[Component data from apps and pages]

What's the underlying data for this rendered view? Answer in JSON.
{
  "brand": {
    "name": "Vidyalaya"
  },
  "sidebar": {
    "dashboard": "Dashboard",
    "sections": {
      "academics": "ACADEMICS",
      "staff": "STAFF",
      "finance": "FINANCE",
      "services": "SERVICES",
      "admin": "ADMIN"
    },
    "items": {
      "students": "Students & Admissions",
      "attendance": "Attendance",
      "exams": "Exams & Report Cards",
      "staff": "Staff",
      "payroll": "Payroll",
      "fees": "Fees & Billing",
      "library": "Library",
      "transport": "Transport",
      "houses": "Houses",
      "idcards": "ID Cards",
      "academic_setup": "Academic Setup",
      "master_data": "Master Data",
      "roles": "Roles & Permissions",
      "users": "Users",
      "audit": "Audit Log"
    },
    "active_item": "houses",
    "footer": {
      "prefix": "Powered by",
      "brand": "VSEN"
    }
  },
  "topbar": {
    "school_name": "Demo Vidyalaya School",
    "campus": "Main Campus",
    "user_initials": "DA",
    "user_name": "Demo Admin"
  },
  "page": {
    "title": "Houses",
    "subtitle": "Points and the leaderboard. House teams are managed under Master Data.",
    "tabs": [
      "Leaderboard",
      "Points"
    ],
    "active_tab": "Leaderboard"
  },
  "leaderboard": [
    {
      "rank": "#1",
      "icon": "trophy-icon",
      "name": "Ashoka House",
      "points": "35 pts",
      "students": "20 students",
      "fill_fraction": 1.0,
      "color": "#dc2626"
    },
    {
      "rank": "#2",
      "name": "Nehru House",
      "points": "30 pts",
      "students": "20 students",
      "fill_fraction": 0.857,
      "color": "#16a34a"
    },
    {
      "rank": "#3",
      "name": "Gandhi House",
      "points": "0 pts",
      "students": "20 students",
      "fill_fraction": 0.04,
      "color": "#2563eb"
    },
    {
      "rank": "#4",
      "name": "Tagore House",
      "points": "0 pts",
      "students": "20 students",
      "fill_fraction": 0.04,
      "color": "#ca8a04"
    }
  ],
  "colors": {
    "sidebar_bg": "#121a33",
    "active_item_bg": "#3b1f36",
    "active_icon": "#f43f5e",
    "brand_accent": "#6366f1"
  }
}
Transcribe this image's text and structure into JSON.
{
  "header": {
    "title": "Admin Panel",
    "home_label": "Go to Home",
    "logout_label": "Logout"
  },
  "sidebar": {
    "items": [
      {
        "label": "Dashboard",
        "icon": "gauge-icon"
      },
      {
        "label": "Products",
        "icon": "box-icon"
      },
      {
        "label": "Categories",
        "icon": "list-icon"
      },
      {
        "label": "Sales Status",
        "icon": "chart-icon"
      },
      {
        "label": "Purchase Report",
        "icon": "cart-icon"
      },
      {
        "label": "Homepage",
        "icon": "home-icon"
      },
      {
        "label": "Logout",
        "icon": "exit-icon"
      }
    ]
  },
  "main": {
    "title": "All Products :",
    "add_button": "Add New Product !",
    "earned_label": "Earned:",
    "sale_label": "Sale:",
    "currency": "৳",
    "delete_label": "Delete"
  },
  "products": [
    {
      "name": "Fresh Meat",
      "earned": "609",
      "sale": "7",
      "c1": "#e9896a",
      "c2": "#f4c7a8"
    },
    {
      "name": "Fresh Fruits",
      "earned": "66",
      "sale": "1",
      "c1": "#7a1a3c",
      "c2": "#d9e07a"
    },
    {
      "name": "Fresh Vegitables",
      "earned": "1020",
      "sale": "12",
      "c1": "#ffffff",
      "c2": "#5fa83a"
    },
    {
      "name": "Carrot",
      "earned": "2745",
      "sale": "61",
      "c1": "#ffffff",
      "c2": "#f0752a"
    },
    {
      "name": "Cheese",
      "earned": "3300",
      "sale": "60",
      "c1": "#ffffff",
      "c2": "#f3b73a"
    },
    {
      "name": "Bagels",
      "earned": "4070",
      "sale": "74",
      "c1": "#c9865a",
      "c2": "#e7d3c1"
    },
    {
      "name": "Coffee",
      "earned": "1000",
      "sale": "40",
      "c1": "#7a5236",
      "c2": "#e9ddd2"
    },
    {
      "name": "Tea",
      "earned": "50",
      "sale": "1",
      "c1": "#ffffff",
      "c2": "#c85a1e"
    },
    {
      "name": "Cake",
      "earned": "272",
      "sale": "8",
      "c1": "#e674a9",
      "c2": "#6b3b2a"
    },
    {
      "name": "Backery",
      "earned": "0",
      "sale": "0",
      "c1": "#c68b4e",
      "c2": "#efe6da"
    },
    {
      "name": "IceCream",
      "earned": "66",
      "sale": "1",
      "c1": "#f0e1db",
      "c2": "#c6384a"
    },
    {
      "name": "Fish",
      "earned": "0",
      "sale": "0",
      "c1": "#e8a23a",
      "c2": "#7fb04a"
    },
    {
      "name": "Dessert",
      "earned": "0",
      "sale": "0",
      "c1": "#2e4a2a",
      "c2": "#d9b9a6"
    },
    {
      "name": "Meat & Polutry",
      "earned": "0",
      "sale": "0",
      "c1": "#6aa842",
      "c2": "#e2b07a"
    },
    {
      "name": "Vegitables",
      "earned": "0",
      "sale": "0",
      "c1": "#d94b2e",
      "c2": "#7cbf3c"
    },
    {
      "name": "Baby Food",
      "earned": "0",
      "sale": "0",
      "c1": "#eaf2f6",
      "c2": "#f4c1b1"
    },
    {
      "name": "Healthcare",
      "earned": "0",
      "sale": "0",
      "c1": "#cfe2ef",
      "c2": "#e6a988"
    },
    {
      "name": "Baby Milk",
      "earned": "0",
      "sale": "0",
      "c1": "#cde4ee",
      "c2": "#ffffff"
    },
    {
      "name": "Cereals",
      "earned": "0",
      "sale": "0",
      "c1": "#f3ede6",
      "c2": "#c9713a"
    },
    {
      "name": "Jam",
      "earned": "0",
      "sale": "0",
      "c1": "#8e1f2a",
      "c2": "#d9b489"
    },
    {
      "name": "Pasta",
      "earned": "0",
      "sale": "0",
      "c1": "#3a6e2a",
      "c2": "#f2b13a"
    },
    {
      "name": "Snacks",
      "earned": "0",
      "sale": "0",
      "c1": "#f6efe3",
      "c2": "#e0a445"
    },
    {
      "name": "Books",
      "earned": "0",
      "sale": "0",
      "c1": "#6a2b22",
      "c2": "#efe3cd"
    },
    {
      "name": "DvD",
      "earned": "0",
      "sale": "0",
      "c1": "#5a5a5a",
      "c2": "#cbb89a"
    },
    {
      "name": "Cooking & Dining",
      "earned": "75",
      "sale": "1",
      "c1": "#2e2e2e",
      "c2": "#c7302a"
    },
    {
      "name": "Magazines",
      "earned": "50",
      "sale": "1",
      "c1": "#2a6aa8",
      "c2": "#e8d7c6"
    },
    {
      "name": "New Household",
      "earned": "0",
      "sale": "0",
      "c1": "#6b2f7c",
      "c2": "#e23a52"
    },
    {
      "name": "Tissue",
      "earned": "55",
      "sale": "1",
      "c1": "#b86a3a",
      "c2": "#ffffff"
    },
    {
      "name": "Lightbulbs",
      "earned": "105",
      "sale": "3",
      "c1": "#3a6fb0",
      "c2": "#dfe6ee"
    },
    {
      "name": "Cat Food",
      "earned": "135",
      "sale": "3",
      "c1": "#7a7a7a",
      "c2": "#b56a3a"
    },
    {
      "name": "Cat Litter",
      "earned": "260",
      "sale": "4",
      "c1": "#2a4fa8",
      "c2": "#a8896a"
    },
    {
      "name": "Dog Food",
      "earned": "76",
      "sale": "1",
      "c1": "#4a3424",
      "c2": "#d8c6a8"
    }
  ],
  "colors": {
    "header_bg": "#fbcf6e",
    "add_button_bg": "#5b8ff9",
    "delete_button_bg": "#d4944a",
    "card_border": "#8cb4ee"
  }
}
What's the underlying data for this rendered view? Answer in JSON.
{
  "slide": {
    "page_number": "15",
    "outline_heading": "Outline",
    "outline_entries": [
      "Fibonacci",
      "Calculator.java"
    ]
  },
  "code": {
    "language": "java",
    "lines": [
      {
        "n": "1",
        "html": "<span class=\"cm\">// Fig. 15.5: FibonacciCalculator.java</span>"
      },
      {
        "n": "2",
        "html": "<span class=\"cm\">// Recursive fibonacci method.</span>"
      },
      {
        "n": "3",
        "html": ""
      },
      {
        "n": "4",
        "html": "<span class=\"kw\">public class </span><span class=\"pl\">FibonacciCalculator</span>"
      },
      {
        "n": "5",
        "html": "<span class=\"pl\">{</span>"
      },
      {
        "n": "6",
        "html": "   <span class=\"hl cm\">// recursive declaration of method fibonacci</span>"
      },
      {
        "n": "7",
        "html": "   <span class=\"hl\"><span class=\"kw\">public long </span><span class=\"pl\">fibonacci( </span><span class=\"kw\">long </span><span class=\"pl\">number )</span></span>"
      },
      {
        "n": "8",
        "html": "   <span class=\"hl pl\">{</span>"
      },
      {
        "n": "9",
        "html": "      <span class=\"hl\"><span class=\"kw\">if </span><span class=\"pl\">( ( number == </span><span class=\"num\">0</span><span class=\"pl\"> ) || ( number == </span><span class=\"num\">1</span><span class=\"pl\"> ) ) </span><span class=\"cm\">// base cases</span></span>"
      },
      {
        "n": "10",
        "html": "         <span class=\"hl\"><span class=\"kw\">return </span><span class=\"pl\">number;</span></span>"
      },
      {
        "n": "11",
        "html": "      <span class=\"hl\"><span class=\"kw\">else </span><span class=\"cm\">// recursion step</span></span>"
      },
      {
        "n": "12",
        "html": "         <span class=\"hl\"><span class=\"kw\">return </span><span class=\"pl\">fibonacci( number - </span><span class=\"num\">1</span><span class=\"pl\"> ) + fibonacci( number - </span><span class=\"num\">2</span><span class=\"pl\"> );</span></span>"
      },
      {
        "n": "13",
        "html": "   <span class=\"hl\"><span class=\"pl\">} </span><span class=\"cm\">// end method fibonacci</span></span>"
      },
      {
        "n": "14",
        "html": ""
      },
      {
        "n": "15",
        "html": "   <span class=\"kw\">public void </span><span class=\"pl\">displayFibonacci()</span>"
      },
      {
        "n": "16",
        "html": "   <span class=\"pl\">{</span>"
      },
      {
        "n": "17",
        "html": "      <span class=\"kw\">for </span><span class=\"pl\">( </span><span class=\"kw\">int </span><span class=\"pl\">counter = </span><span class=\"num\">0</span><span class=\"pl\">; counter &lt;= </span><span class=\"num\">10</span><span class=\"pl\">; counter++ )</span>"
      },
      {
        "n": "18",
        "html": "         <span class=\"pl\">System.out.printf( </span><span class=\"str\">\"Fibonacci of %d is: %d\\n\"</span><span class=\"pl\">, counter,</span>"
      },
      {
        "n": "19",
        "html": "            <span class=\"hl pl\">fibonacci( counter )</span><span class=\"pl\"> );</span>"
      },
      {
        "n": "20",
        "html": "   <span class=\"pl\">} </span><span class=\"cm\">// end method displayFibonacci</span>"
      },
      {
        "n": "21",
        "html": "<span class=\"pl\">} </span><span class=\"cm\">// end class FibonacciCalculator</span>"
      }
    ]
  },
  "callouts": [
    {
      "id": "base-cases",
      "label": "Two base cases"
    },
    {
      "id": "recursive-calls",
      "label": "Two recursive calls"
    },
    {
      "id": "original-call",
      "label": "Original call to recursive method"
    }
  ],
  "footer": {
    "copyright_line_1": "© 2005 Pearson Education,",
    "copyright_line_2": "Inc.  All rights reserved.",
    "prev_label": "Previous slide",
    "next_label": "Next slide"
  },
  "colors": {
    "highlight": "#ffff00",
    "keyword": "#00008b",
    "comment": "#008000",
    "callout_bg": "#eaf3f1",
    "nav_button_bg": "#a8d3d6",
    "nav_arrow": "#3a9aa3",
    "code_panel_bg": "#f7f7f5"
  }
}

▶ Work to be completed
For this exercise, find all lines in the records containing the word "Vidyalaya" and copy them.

▶ Exercise output
    "name": "Vidyalaya"
    "school_name": "Demo Vidyalaya School",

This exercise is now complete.